◆ **Problem to work on**
State the number of lines in the following data that contain the string "JSON", and nothing else.

(Stored entries)
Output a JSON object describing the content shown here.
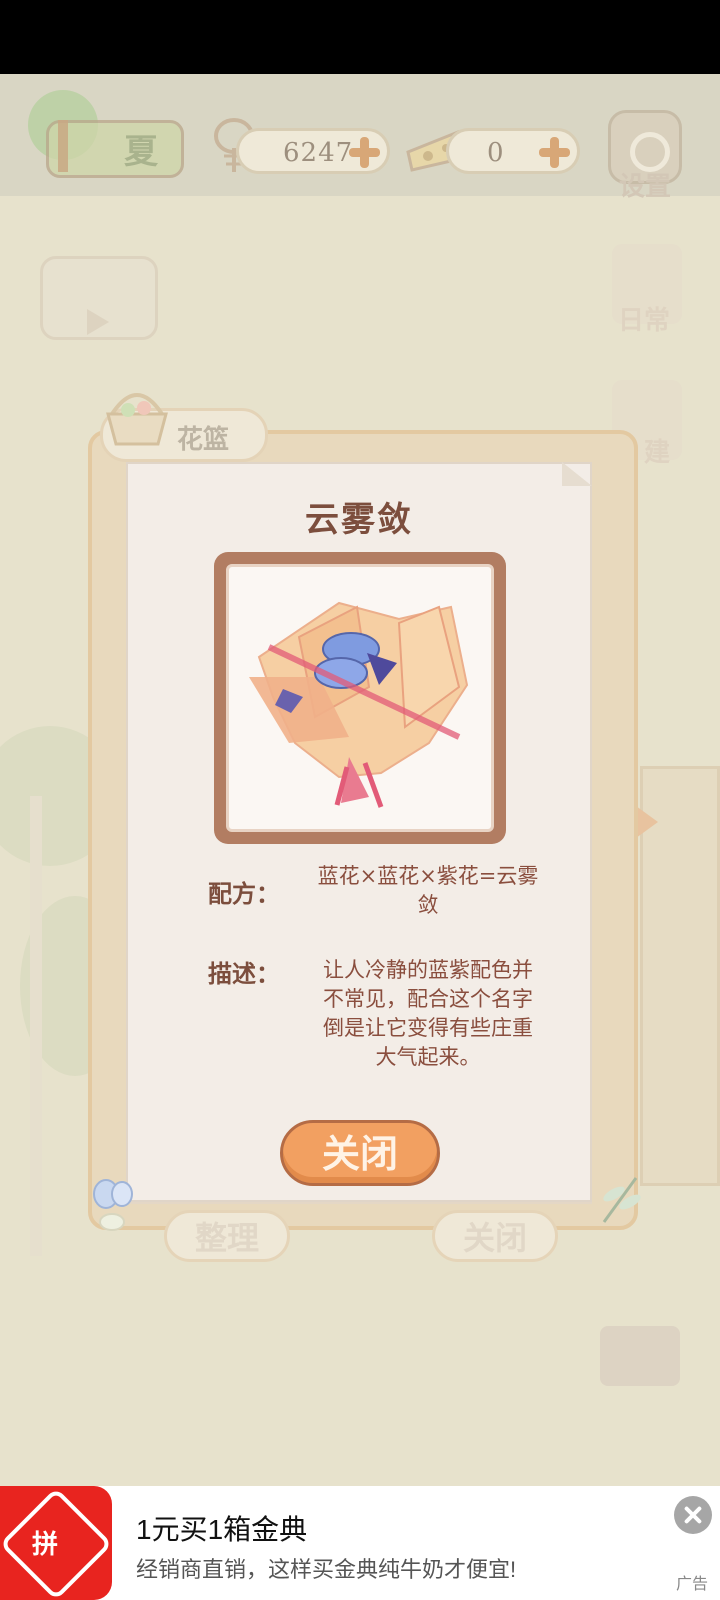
{
  "hud": {
    "logo_char": "夏",
    "fishbone_count": "6247",
    "cheese_count": "0",
    "settings_label": "设置"
  },
  "side_menu": {
    "daily_label": "日常",
    "build_label": "建"
  },
  "panel": {
    "tab_label": "花篮",
    "item_name": "云雾敛",
    "recipe_label": "配方：",
    "recipe_text_line1": "蓝花×蓝花×紫花=云雾",
    "recipe_text_line2": "敛",
    "desc_label": "描述：",
    "desc_lines": [
      "让人冷静的蓝紫配色并",
      "不常见，配合这个名字",
      "倒是让它变得有些庄重",
      "大气起来。"
    ],
    "close_button": "关闭"
  },
  "bottom_buttons": {
    "sort_label": "整理",
    "close_label": "关闭"
  },
  "ad": {
    "logo_text": "拼",
    "title": "1元买1箱金典",
    "subtitle": "经销商直销，这样买金典纯牛奶才便宜!",
    "tag": "广告"
  },
  "colors": {
    "accent_orange": "#f2a061",
    "title_brown": "#7c4e3d",
    "paper": "#f3ede7",
    "ad_red": "#e8241f"
  },
  "icons": [
    "fishbone-icon",
    "cheese-icon",
    "plus-icon",
    "gear-icon",
    "video-play-icon",
    "basket-icon",
    "flower-bouquet",
    "butterfly-icon",
    "dragonfly-icon",
    "close-icon",
    "arrow-right-icon"
  ]
}
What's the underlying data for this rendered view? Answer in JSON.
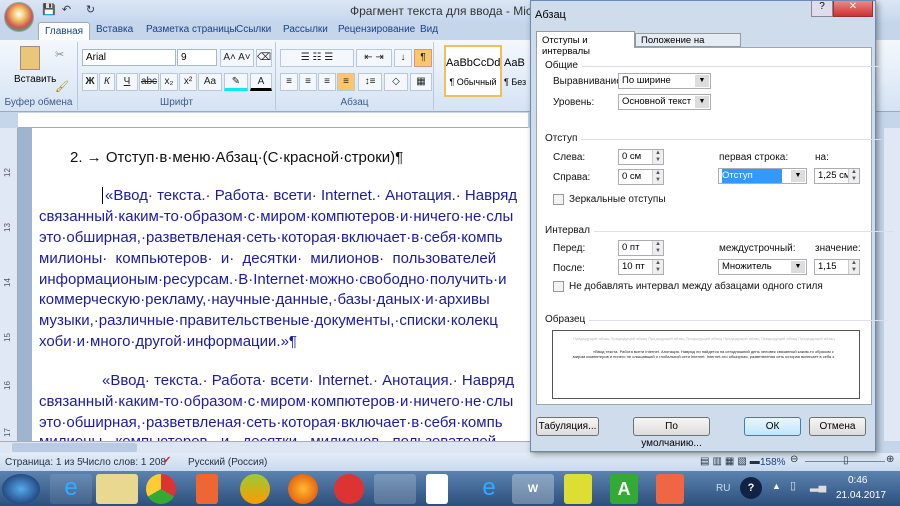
{
  "window": {
    "title": "Фрагмент текста для ввода - Microsoft Word"
  },
  "ribbon": {
    "tabs": [
      "Главная",
      "Вставка",
      "Разметка страницы",
      "Ссылки",
      "Рассылки",
      "Рецензирование",
      "Вид"
    ],
    "clipboard": {
      "paste": "Вставить",
      "label": "Буфер обмена"
    },
    "font": {
      "name": "Arial",
      "size": "9",
      "label": "Шрифт",
      "bold": "Ж",
      "italic": "К",
      "underline": "Ч",
      "strike": "abc",
      "sub": "x₂",
      "sup": "x²",
      "case": "Aa"
    },
    "paragraph": {
      "label": "Абзац",
      "pilcrow": "¶"
    },
    "styles": [
      {
        "preview": "AaBbCcDd",
        "name": "¶ Обычный"
      },
      {
        "preview": "AaB",
        "name": "¶ Без"
      }
    ]
  },
  "document": {
    "heading": "2. → Отступ·в·меню·Абзац·(С·красной·строки)¶",
    "para1": [
      "«Ввод· текста.· Работа· всети· Internet.· Анотация.· Навряд",
      "связанный·каким-то·образом·с·миром·компютеров·и·ничего·не·слы",
      "это·обширная,·разветвленая·сеть·которая·включает·в·себя·компь",
      "милионы·  компьютеров·  и·  десятки·  милионов·  пользователей",
      "информационым·ресурсам.·В·Internet·можно·свободно·получить·и",
      "коммерческую·рекламу,·научные·данные,·базы·даных·и·архивы",
      "музыки,·различные·правительственые·документы,·списки·колекц",
      "хоби·и·много·другой·информации.»¶"
    ],
    "para2": [
      "«Ввод· текста.· Работа· всети· Internet.· Анотация.· Навряд",
      "связанный·каким-то·образом·с·миром·компютеров·и·ничего·не·слы",
      "это·обширная,·разветвленая·сеть·которая·включает·в·себя·компь",
      "милионы·  компьютеров·  и·  десятки·  милионов·  пользователей"
    ],
    "vruler": [
      "12",
      "13",
      "14",
      "15",
      "16",
      "17"
    ]
  },
  "status": {
    "page": "Страница: 1 из 5",
    "words": "Число слов: 1 208",
    "language": "Русский (Россия)",
    "zoom": "158%"
  },
  "tray": {
    "lang": "RU",
    "time": "0:46",
    "date": "21.04.2017"
  },
  "dialog": {
    "title": "Абзац",
    "help": "?",
    "close": "✕",
    "tabs": [
      "Отступы и интервалы",
      "Положение на странице"
    ],
    "general": {
      "label": "Общие",
      "alignment_label": "Выравнивание:",
      "alignment": "По ширине",
      "level_label": "Уровень:",
      "level": "Основной текст"
    },
    "indent": {
      "label": "Отступ",
      "left_label": "Слева:",
      "left": "0 см",
      "right_label": "Справа:",
      "right": "0 см",
      "first_label": "первая строка:",
      "first": "Отступ",
      "by_label": "на:",
      "by": "1,25 см",
      "mirror": "Зеркальные отступы"
    },
    "spacing": {
      "label": "Интервал",
      "before_label": "Перед:",
      "before": "0 пт",
      "after_label": "После:",
      "after": "10 пт",
      "line_label": "междустрочный:",
      "line": "Множитель",
      "value_label": "значение:",
      "value": "1,15",
      "nodup": "Не добавлять интервал между абзацами одного стиля"
    },
    "sample": {
      "label": "Образец",
      "prev": "Предыдущий абзац Предыдущий абзац Предыдущий абзац Предыдущий абзац Предыдущий абзац Предыдущий абзац Предыдущий абзац",
      "text": "«Ввод текста. Работа всети Internet. Анотация. Навряд ли найдется на сегодняшний день человек связанный каким-то образом с миром компютеров и ничего не слышавший о глобальной сети Internet. Internet-это обширная, разветвленая сеть которая включает в себя к"
    },
    "buttons": {
      "tabs": "Табуляция...",
      "default": "По умолчанию...",
      "ok": "ОК",
      "cancel": "Отмена"
    }
  }
}
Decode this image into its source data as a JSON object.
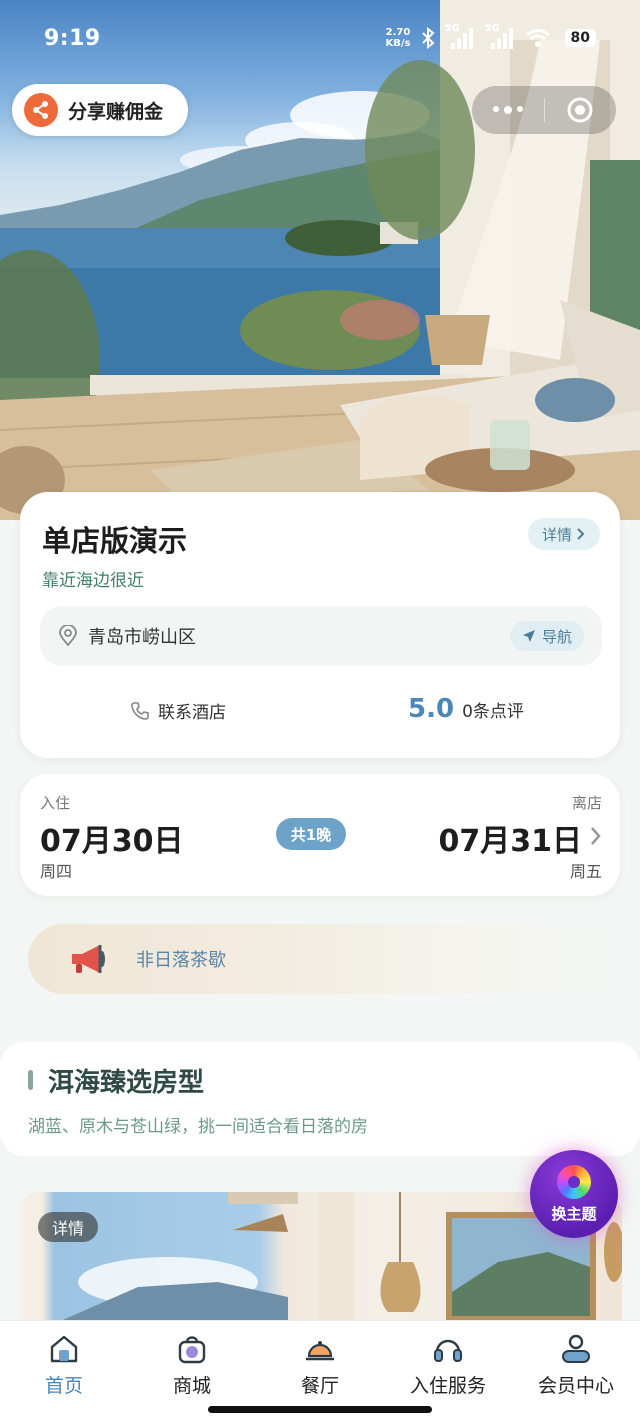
{
  "status_bar": {
    "time": "9:19",
    "speed_value": "2.70",
    "speed_unit": "KB/s",
    "net1": "5G",
    "net2": "5G",
    "battery": "80"
  },
  "share": {
    "label": "分享赚佣金"
  },
  "hotel": {
    "name": "单店版演示",
    "tagline": "靠近海边很近",
    "detail_label": "详情",
    "address": "青岛市崂山区",
    "nav_label": "导航",
    "contact_label": "联系酒店",
    "rating": "5.0",
    "review_count": "0条点评"
  },
  "stay": {
    "checkin_label": "入住",
    "checkin_date": "07月30日",
    "checkin_weekday": "周四",
    "nights": "共1晚",
    "checkout_label": "离店",
    "checkout_date": "07月31日",
    "checkout_weekday": "周五"
  },
  "notice": {
    "text": "非日落茶歇"
  },
  "section": {
    "title": "洱海臻选房型",
    "subtitle": "湖蓝、原木与苍山绿，挑一间适合看日落的房"
  },
  "room": {
    "detail_tag": "详情"
  },
  "theme_fab": {
    "label": "换主题"
  },
  "tabs": [
    {
      "label": "首页",
      "icon": "home-icon",
      "active": true
    },
    {
      "label": "商城",
      "icon": "shopping-bag-icon",
      "active": false
    },
    {
      "label": "餐厅",
      "icon": "dining-cloche-icon",
      "active": false
    },
    {
      "label": "入住服务",
      "icon": "headset-icon",
      "active": false
    },
    {
      "label": "会员中心",
      "icon": "member-user-icon",
      "active": false
    }
  ],
  "colors": {
    "accent_blue": "#4a86b8",
    "green_text": "#3f7f67",
    "share_orange": "#ee6a3a",
    "theme_purple": "#5b1fb0"
  }
}
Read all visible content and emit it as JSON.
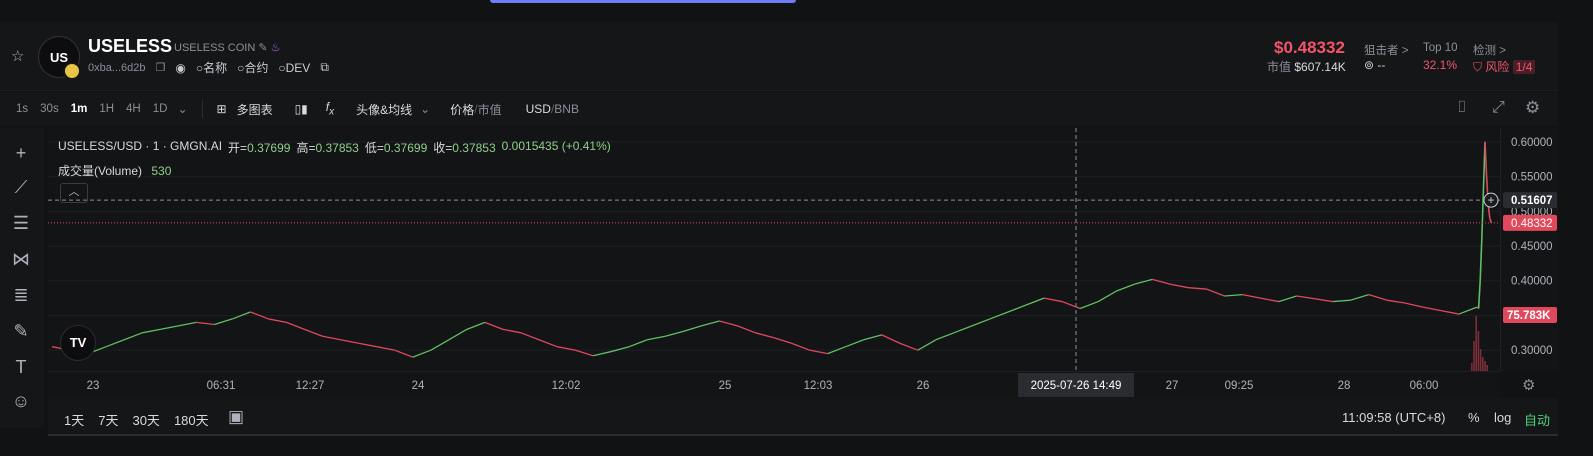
{
  "token": {
    "symbol": "USELESS",
    "name": "USELESS COIN",
    "avatar_text": "US",
    "address": "0xba...6d2b",
    "links": [
      "名称",
      "合约",
      "DEV"
    ]
  },
  "price": {
    "current": "$0.48332",
    "mcap_label": "市值",
    "mcap_value": "$607.14K"
  },
  "stats": [
    {
      "label": "狙击者 >",
      "value": "--",
      "color": "#c9cdd4"
    },
    {
      "label": "Top 10",
      "value": "32.1%",
      "color": "#f2556b"
    },
    {
      "label": "检测 >",
      "value": "风险",
      "extra": "1/4",
      "color": "#f2556b"
    }
  ],
  "timeframes": [
    "1s",
    "30s",
    "1m",
    "1H",
    "4H",
    "1D"
  ],
  "active_timeframe": "1m",
  "toolbar": {
    "multi_chart": "多图表",
    "indicator": "头像&均线",
    "price_label": "价格",
    "mcap_label": "市值",
    "usd": "USD",
    "bnb": "BNB"
  },
  "legend": {
    "title": "USELESS/USD · 1 · GMGN.AI",
    "open_label": "开=",
    "open": "0.37699",
    "high_label": "高=",
    "high": "0.37853",
    "low_label": "低=",
    "low": "0.37699",
    "close_label": "收=",
    "close": "0.37853",
    "change": "0.0015435 (+0.41%)",
    "volume_label": "成交量(Volume)",
    "volume": "530"
  },
  "ranges": [
    "1天",
    "7天",
    "30天",
    "180天"
  ],
  "clock": "11:09:58 (UTC+8)",
  "scale_options": {
    "percent": "%",
    "log": "log",
    "auto": "自动"
  },
  "crosshair": {
    "time_label": "2025-07-26   14:49",
    "price_label": "0.51607"
  },
  "price_line_label": "0.48332",
  "volume_tag": "75.783K",
  "chart_data": {
    "type": "line",
    "ylim": [
      0.27,
      0.62
    ],
    "y_ticks": [
      "0.60000",
      "0.55000",
      "0.50000",
      "0.45000",
      "0.40000",
      "0.35000",
      "0.30000"
    ],
    "x_ticks": [
      "23",
      "06:31",
      "12:27",
      "24",
      "12:02",
      "25",
      "12:03",
      "26",
      "27",
      "09:25",
      "28",
      "06:00"
    ],
    "series": [
      {
        "x": [
          0,
          1,
          2,
          3,
          4,
          5,
          6,
          7,
          8,
          9,
          10,
          11,
          12,
          13,
          14,
          15,
          16,
          17,
          18,
          19,
          20,
          21,
          22,
          23,
          24,
          25,
          26,
          27,
          28,
          29,
          30,
          31,
          32,
          33,
          34,
          35,
          36,
          37,
          38,
          39,
          40,
          41,
          42,
          43,
          44,
          45,
          46,
          47,
          48,
          49,
          50,
          51,
          52,
          53,
          54,
          55,
          56,
          57,
          58,
          59,
          60,
          61,
          62,
          63,
          64,
          65,
          66,
          67,
          68,
          69,
          70,
          71,
          72,
          73,
          74,
          75,
          76,
          77,
          78,
          79
        ],
        "y": [
          0.305,
          0.3,
          0.295,
          0.305,
          0.315,
          0.325,
          0.33,
          0.335,
          0.34,
          0.337,
          0.345,
          0.355,
          0.345,
          0.34,
          0.33,
          0.32,
          0.315,
          0.31,
          0.305,
          0.3,
          0.29,
          0.3,
          0.315,
          0.33,
          0.34,
          0.33,
          0.325,
          0.315,
          0.305,
          0.3,
          0.292,
          0.298,
          0.305,
          0.315,
          0.32,
          0.327,
          0.335,
          0.342,
          0.335,
          0.325,
          0.318,
          0.31,
          0.3,
          0.295,
          0.305,
          0.315,
          0.322,
          0.31,
          0.3,
          0.315,
          0.325,
          0.335,
          0.345,
          0.355,
          0.365,
          0.375,
          0.37,
          0.36,
          0.37,
          0.385,
          0.395,
          0.402,
          0.395,
          0.39,
          0.388,
          0.378,
          0.38,
          0.375,
          0.37,
          0.378,
          0.374,
          0.37,
          0.372,
          0.38,
          0.372,
          0.368,
          0.362,
          0.357,
          0.352,
          0.362
        ]
      }
    ],
    "spike": [
      0.36,
      0.4,
      0.46,
      0.53,
      0.6,
      0.55,
      0.51,
      0.49,
      0.48332
    ]
  }
}
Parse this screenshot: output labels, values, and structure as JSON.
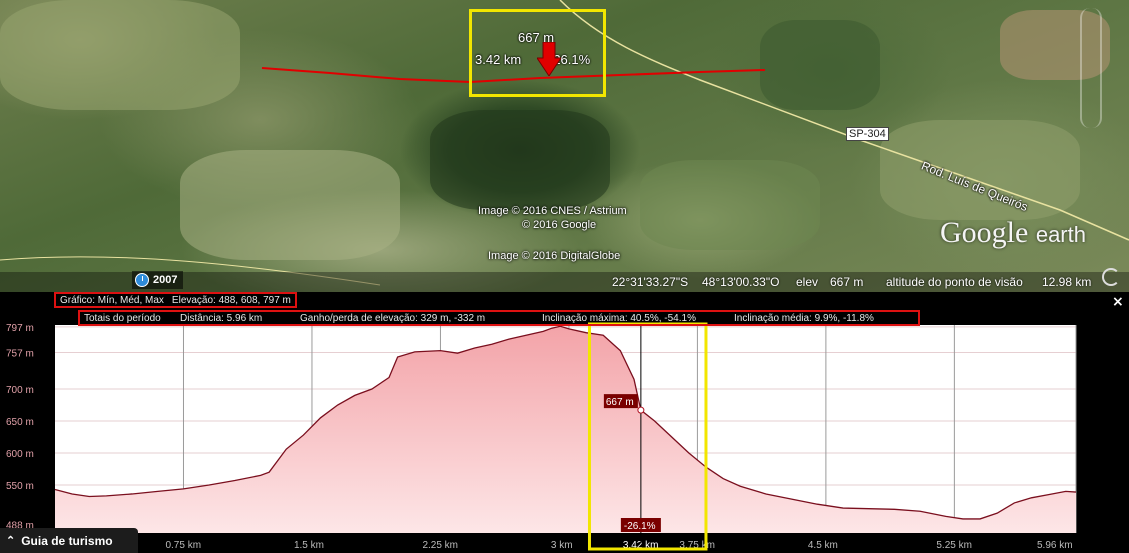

◆ **Task result**
5